◆ ENTRIES SUPPLIED
-- -- --
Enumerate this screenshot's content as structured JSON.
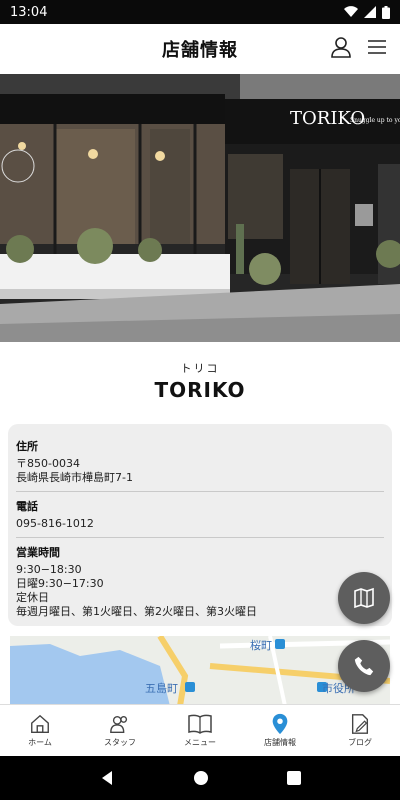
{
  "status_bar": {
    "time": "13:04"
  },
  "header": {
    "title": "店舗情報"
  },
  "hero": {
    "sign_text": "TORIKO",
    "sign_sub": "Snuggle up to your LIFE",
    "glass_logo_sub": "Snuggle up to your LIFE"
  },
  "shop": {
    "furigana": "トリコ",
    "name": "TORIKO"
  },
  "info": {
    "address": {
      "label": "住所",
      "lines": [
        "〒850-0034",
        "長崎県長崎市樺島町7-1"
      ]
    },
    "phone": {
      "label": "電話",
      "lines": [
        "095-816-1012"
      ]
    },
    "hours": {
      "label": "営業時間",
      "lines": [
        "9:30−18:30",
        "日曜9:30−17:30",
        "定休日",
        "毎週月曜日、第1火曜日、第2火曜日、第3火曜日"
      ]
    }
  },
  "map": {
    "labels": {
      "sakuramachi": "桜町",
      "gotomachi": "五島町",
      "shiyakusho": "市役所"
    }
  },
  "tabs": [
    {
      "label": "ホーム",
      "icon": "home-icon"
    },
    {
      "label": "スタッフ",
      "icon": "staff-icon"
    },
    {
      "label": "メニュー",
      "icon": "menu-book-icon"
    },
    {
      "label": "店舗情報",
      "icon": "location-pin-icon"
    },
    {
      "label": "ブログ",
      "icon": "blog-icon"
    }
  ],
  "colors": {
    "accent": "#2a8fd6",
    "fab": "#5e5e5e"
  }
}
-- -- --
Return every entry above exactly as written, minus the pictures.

Enumerate this screenshot's content as structured JSON.
{
  "status_bar": {
    "time": "13:04"
  },
  "header": {
    "title": "店舗情報"
  },
  "hero": {
    "sign_text": "TORIKO",
    "sign_sub": "Snuggle up to your LIFE",
    "glass_logo_sub": "Snuggle up to your LIFE"
  },
  "shop": {
    "furigana": "トリコ",
    "name": "TORIKO"
  },
  "info": {
    "address": {
      "label": "住所",
      "lines": [
        "〒850-0034",
        "長崎県長崎市樺島町7-1"
      ]
    },
    "phone": {
      "label": "電話",
      "lines": [
        "095-816-1012"
      ]
    },
    "hours": {
      "label": "営業時間",
      "lines": [
        "9:30−18:30",
        "日曜9:30−17:30",
        "定休日",
        "毎週月曜日、第1火曜日、第2火曜日、第3火曜日"
      ]
    }
  },
  "map": {
    "labels": {
      "sakuramachi": "桜町",
      "gotomachi": "五島町",
      "shiyakusho": "市役所"
    }
  },
  "tabs": [
    {
      "label": "ホーム",
      "icon": "home-icon"
    },
    {
      "label": "スタッフ",
      "icon": "staff-icon"
    },
    {
      "label": "メニュー",
      "icon": "menu-book-icon"
    },
    {
      "label": "店舗情報",
      "icon": "location-pin-icon"
    },
    {
      "label": "ブログ",
      "icon": "blog-icon"
    }
  ],
  "colors": {
    "accent": "#2a8fd6",
    "fab": "#5e5e5e"
  }
}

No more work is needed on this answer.